DATA FOR THE TASK section start

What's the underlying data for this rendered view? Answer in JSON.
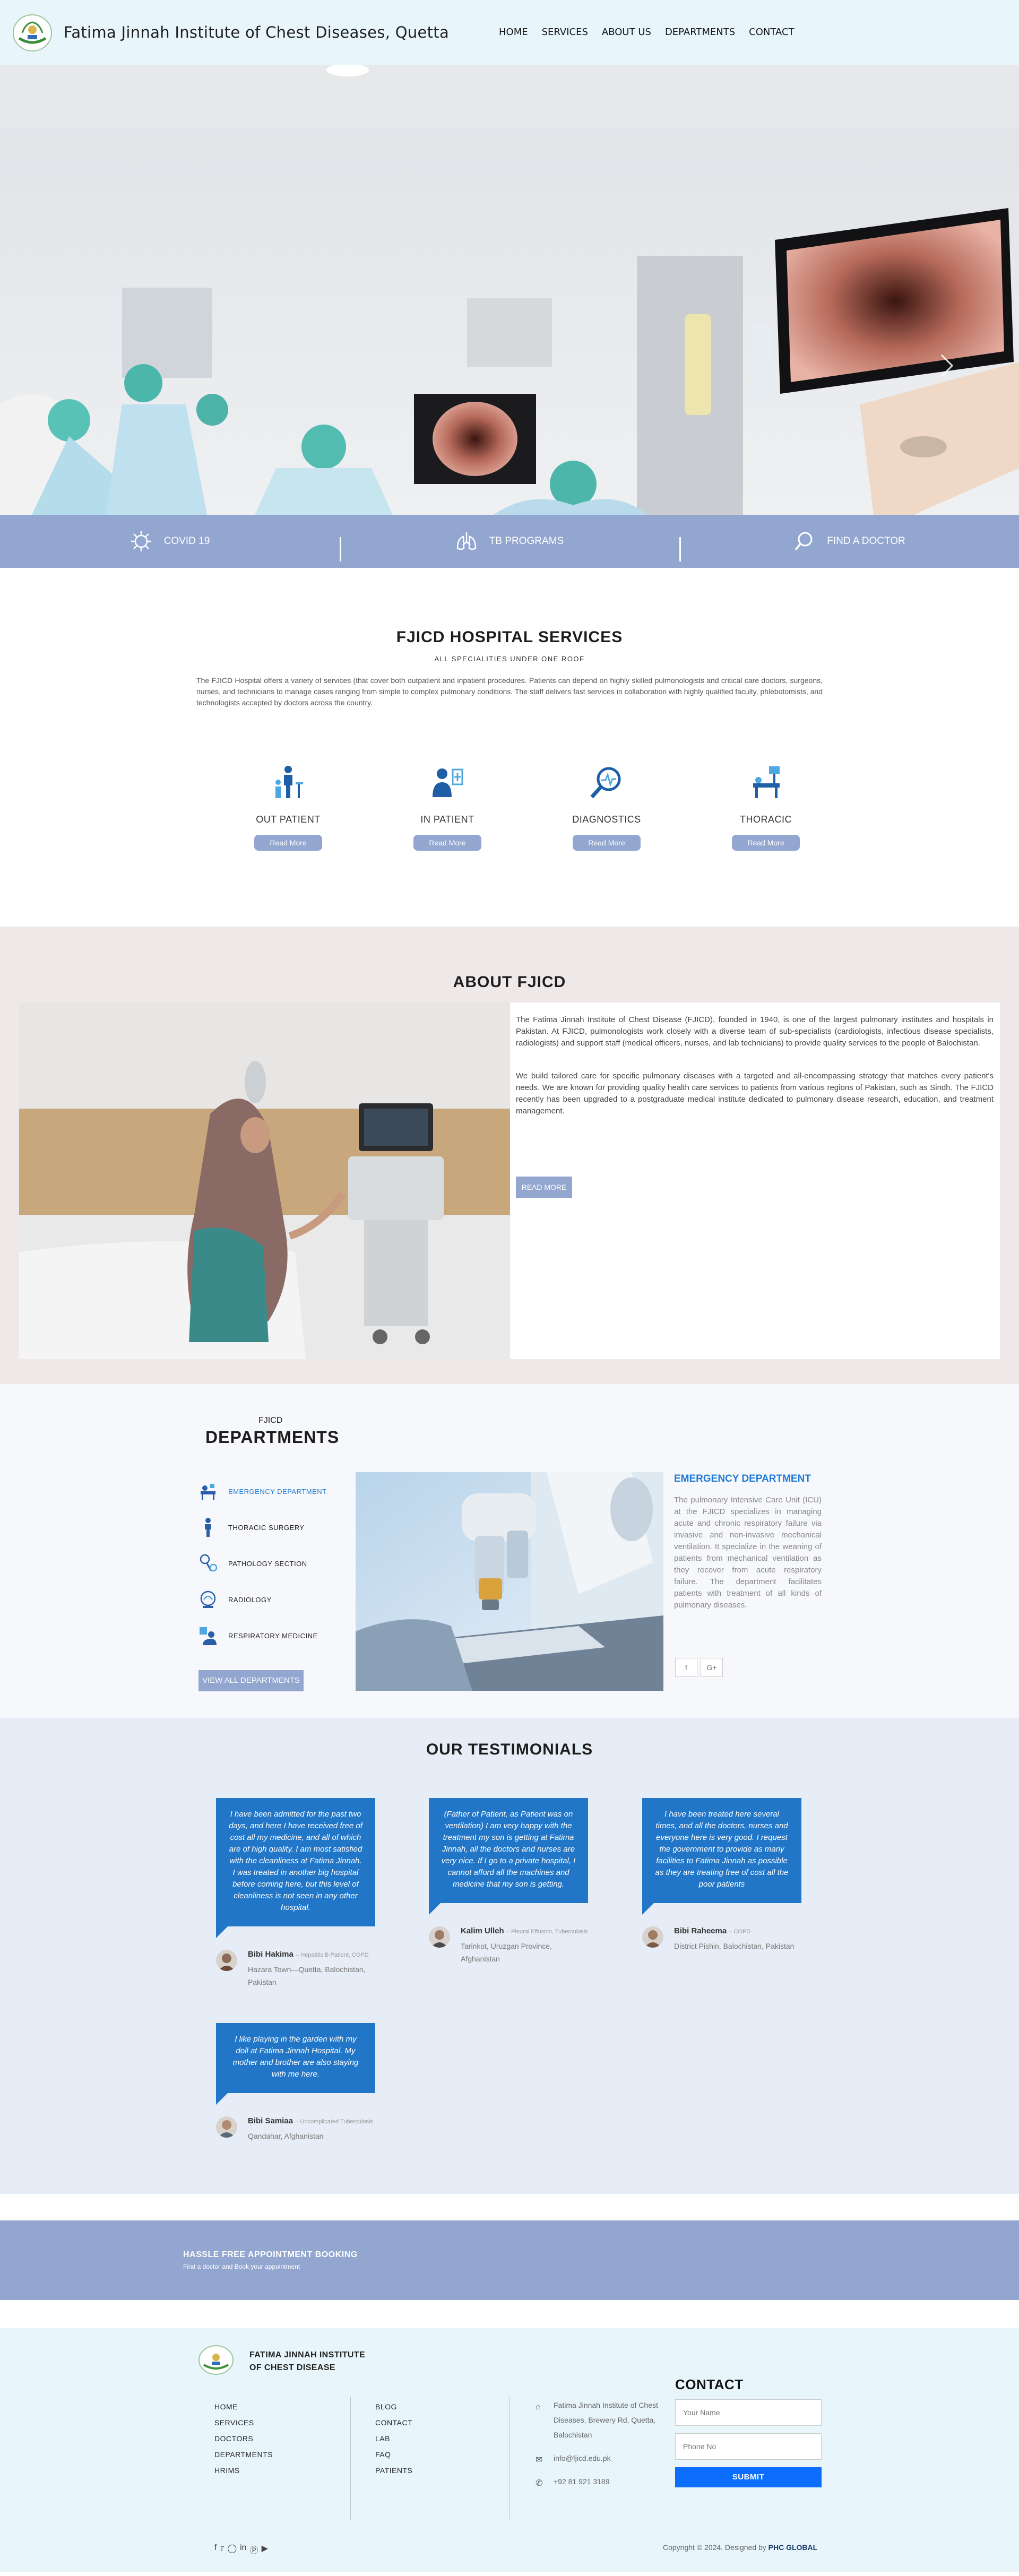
{
  "header": {
    "title": "Fatima Jinnah Institute of Chest Diseases, Quetta",
    "nav": [
      "HOME",
      "SERVICES",
      "ABOUT US",
      "DEPARTMENTS",
      "CONTACT"
    ]
  },
  "quick_links": [
    {
      "label": "COVID 19",
      "icon": "virus-icon"
    },
    {
      "label": "TB PROGRAMS",
      "icon": "lungs-icon"
    },
    {
      "label": "FIND A DOCTOR",
      "icon": "search-icon"
    }
  ],
  "services": {
    "title": "FJICD HOSPITAL SERVICES",
    "subtitle": "ALL SPECIALITIES UNDER ONE ROOF",
    "description": "The FJICD Hospital offers a variety of services (that cover both outpatient and inpatient procedures. Patients can depend on highly skilled pulmonologists and critical care doctors, surgeons, nurses, and technicians to manage cases ranging from simple to complex pulmonary conditions. The staff delivers fast services in collaboration with highly qualified faculty, phlebotomists, and technologists accepted by doctors across the country.",
    "items": [
      {
        "label": "OUT PATIENT",
        "button": "Read More",
        "icon": "outpatient-icon"
      },
      {
        "label": "IN PATIENT",
        "button": "Read More",
        "icon": "inpatient-icon"
      },
      {
        "label": "DIAGNOSTICS",
        "button": "Read More",
        "icon": "diagnostics-icon"
      },
      {
        "label": "THORACIC",
        "button": "Read More",
        "icon": "thoracic-icon"
      }
    ]
  },
  "about": {
    "title": "ABOUT FJICD",
    "para1": "The Fatima Jinnah Institute of Chest Disease (FJICD), founded in 1940, is one of the largest pulmonary institutes and hospitals in Pakistan. At FJICD, pulmonologists work closely with a diverse team of sub-specialists (cardiologists, infectious disease specialists, radiologists) and support staff (medical officers, nurses, and lab technicians) to provide quality services to the people of Balochistan.",
    "para2": "We build tailored care for specific pulmonary diseases with a targeted and all-encompassing strategy that matches every patient's needs. We are known for providing quality health care services to patients from various regions of Pakistan, such as Sindh. The FJICD recently has been upgraded to a postgraduate medical institute dedicated to pulmonary disease research, education, and treatment management.",
    "button": "READ MORE"
  },
  "departments": {
    "kicker": "FJICD",
    "title": "DEPARTMENTS",
    "items": [
      {
        "label": "EMERGENCY DEPARTMENT",
        "icon": "emergency-icon"
      },
      {
        "label": "THORACIC SURGERY",
        "icon": "surgery-icon"
      },
      {
        "label": "PATHOLOGY SECTION",
        "icon": "pathology-icon"
      },
      {
        "label": "RADIOLOGY",
        "icon": "radiology-icon"
      },
      {
        "label": "RESPIRATORY MEDICINE",
        "icon": "respiratory-icon"
      }
    ],
    "view_all": "VIEW ALL DEPARTMENTS",
    "detail_title": "EMERGENCY DEPARTMENT",
    "detail_text": "The pulmonary Intensive Care Unit (ICU) at the FJICD specializes in managing acute and chronic respiratory failure via invasive and non-invasive mechanical ventilation. It specialize in the weaning of patients from mechanical ventilation as they recover from acute respiratory failure. The department facilitates patients with treatment of all kinds of pulmonary diseases.",
    "social": [
      "f",
      "G+"
    ]
  },
  "testimonials": {
    "title": "OUR TESTIMONIALS",
    "items": [
      {
        "quote": "I have been admitted for the past two days, and here I have received free of cost all my medicine, and all of which are of high quality. I am most satisfied with the cleanliness at Fatima Jinnah. I was treated in another big hospital before coming here, but this level of cleanliness is not seen in any other hospital.",
        "name": "Bibi Hakima",
        "role": "Hepatitis B Patient, COPD",
        "location": "Hazara Town—Quetta, Balochistan, Pakistan"
      },
      {
        "quote": "(Father of Patient, as Patient was on ventilation) I am very happy with the treatment my son is getting at Fatima Jinnah, all the doctors and nurses are very nice. If I go to a private hospital, I cannot afford all the machines and medicine that my son is getting.",
        "name": "Kalim Ulleh",
        "role": "Pleural Effusion, Tuberculosis",
        "location": "Tarinkot, Uruzgan Province, Afghanistan"
      },
      {
        "quote": "I have been treated here several times, and all the doctors, nurses and everyone here is very good. I request the government to provide as many facilities to Fatima Jinnah as possible as they are treating free of cost all the poor patients",
        "name": "Bibi Raheema",
        "role": "COPD",
        "location": "District Pishin, Balochistan, Pakistan"
      },
      {
        "quote": "I like playing in the garden with my doll at Fatima Jinnah Hospital. My mother and brother are also staying with me here.",
        "name": "Bibi Samiaa",
        "role": "Uncomplicated Tuberculosis",
        "location": "Qandahar, Afghanistan"
      }
    ]
  },
  "banner": {
    "title": "HASSLE FREE APPOINTMENT BOOKING",
    "subtitle": "Find a doctor and Book your appointment"
  },
  "footer": {
    "name_line1": "FATIMA JINNAH INSTITUTE",
    "name_line2": "OF CHEST DISEASE",
    "links1": [
      "HOME",
      "SERVICES",
      "DOCTORS",
      "DEPARTMENTS",
      "HRIMS"
    ],
    "links2": [
      "BLOG",
      "CONTACT",
      "LAB",
      "FAQ",
      "PATIENTS"
    ],
    "address": "Fatima Jinnah Institute of Chest Diseases, Brewery Rd, Quetta, Balochistan",
    "email": "info@fjicd.edu.pk",
    "phone": "+92 81 921 3189",
    "contact_title": "CONTACT",
    "name_placeholder": "Your Name",
    "phone_placeholder": "Phone No",
    "submit": "SUBMIT",
    "social_icons": [
      "facebook-icon",
      "twitter-icon",
      "instagram-icon",
      "linkedin-icon",
      "pinterest-icon",
      "youtube-icon"
    ],
    "copyright": "Copyright © 2024. Designed by",
    "designer": "PHC GLOBAL"
  },
  "colors": {
    "accent": "#92a6d0",
    "header_bg": "#e8f6fc",
    "testimonial_blue": "#2276c8",
    "link_blue": "#1f7bd6",
    "submit_blue": "#0d6efd"
  }
}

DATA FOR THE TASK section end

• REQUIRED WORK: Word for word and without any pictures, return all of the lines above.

• ANSWER TO THIS TASK:
What's the underlying data for this rendered view? Answer in JSON.
{
  "header": {
    "title": "Fatima Jinnah Institute of Chest Diseases, Quetta",
    "nav": [
      "HOME",
      "SERVICES",
      "ABOUT US",
      "DEPARTMENTS",
      "CONTACT"
    ]
  },
  "quick_links": [
    {
      "label": "COVID 19",
      "icon": "virus-icon"
    },
    {
      "label": "TB PROGRAMS",
      "icon": "lungs-icon"
    },
    {
      "label": "FIND A DOCTOR",
      "icon": "search-icon"
    }
  ],
  "services": {
    "title": "FJICD HOSPITAL SERVICES",
    "subtitle": "ALL SPECIALITIES UNDER ONE ROOF",
    "description": "The FJICD Hospital offers a variety of services (that cover both outpatient and inpatient procedures. Patients can depend on highly skilled pulmonologists and critical care doctors, surgeons, nurses, and technicians to manage cases ranging from simple to complex pulmonary conditions. The staff delivers fast services in collaboration with highly qualified faculty, phlebotomists, and technologists accepted by doctors across the country.",
    "items": [
      {
        "label": "OUT PATIENT",
        "button": "Read More",
        "icon": "outpatient-icon"
      },
      {
        "label": "IN PATIENT",
        "button": "Read More",
        "icon": "inpatient-icon"
      },
      {
        "label": "DIAGNOSTICS",
        "button": "Read More",
        "icon": "diagnostics-icon"
      },
      {
        "label": "THORACIC",
        "button": "Read More",
        "icon": "thoracic-icon"
      }
    ]
  },
  "about": {
    "title": "ABOUT FJICD",
    "para1": "The Fatima Jinnah Institute of Chest Disease (FJICD), founded in 1940, is one of the largest pulmonary institutes and hospitals in Pakistan. At FJICD, pulmonologists work closely with a diverse team of sub-specialists (cardiologists, infectious disease specialists, radiologists) and support staff (medical officers, nurses, and lab technicians) to provide quality services to the people of Balochistan.",
    "para2": "We build tailored care for specific pulmonary diseases with a targeted and all-encompassing strategy that matches every patient's needs. We are known for providing quality health care services to patients from various regions of Pakistan, such as Sindh. The FJICD recently has been upgraded to a postgraduate medical institute dedicated to pulmonary disease research, education, and treatment management.",
    "button": "READ MORE"
  },
  "departments": {
    "kicker": "FJICD",
    "title": "DEPARTMENTS",
    "items": [
      {
        "label": "EMERGENCY DEPARTMENT",
        "icon": "emergency-icon"
      },
      {
        "label": "THORACIC SURGERY",
        "icon": "surgery-icon"
      },
      {
        "label": "PATHOLOGY SECTION",
        "icon": "pathology-icon"
      },
      {
        "label": "RADIOLOGY",
        "icon": "radiology-icon"
      },
      {
        "label": "RESPIRATORY MEDICINE",
        "icon": "respiratory-icon"
      }
    ],
    "view_all": "VIEW ALL DEPARTMENTS",
    "detail_title": "EMERGENCY DEPARTMENT",
    "detail_text": "The pulmonary Intensive Care Unit (ICU) at the FJICD specializes in managing acute and chronic respiratory failure via invasive and non-invasive mechanical ventilation. It specialize in the weaning of patients from mechanical ventilation as they recover from acute respiratory failure. The department facilitates patients with treatment of all kinds of pulmonary diseases.",
    "social": [
      "f",
      "G+"
    ]
  },
  "testimonials": {
    "title": "OUR TESTIMONIALS",
    "items": [
      {
        "quote": "I have been admitted for the past two days, and here I have received free of cost all my medicine, and all of which are of high quality. I am most satisfied with the cleanliness at Fatima Jinnah. I was treated in another big hospital before coming here, but this level of cleanliness is not seen in any other hospital.",
        "name": "Bibi Hakima",
        "role": "Hepatitis B Patient, COPD",
        "location": "Hazara Town—Quetta, Balochistan, Pakistan"
      },
      {
        "quote": "(Father of Patient, as Patient was on ventilation) I am very happy with the treatment my son is getting at Fatima Jinnah, all the doctors and nurses are very nice. If I go to a private hospital, I cannot afford all the machines and medicine that my son is getting.",
        "name": "Kalim Ulleh",
        "role": "Pleural Effusion, Tuberculosis",
        "location": "Tarinkot, Uruzgan Province, Afghanistan"
      },
      {
        "quote": "I have been treated here several times, and all the doctors, nurses and everyone here is very good. I request the government to provide as many facilities to Fatima Jinnah as possible as they are treating free of cost all the poor patients",
        "name": "Bibi Raheema",
        "role": "COPD",
        "location": "District Pishin, Balochistan, Pakistan"
      },
      {
        "quote": "I like playing in the garden with my doll at Fatima Jinnah Hospital. My mother and brother are also staying with me here.",
        "name": "Bibi Samiaa",
        "role": "Uncomplicated Tuberculosis",
        "location": "Qandahar, Afghanistan"
      }
    ]
  },
  "banner": {
    "title": "HASSLE FREE APPOINTMENT BOOKING",
    "subtitle": "Find a doctor and Book your appointment"
  },
  "footer": {
    "name_line1": "FATIMA JINNAH INSTITUTE",
    "name_line2": "OF CHEST DISEASE",
    "links1": [
      "HOME",
      "SERVICES",
      "DOCTORS",
      "DEPARTMENTS",
      "HRIMS"
    ],
    "links2": [
      "BLOG",
      "CONTACT",
      "LAB",
      "FAQ",
      "PATIENTS"
    ],
    "address": "Fatima Jinnah Institute of Chest Diseases, Brewery Rd, Quetta, Balochistan",
    "email": "info@fjicd.edu.pk",
    "phone": "+92 81 921 3189",
    "contact_title": "CONTACT",
    "name_placeholder": "Your Name",
    "phone_placeholder": "Phone No",
    "submit": "SUBMIT",
    "social_icons": [
      "facebook-icon",
      "twitter-icon",
      "instagram-icon",
      "linkedin-icon",
      "pinterest-icon",
      "youtube-icon"
    ],
    "copyright": "Copyright © 2024. Designed by",
    "designer": "PHC GLOBAL"
  },
  "colors": {
    "accent": "#92a6d0",
    "header_bg": "#e8f6fc",
    "testimonial_blue": "#2276c8",
    "link_blue": "#1f7bd6",
    "submit_blue": "#0d6efd"
  }
}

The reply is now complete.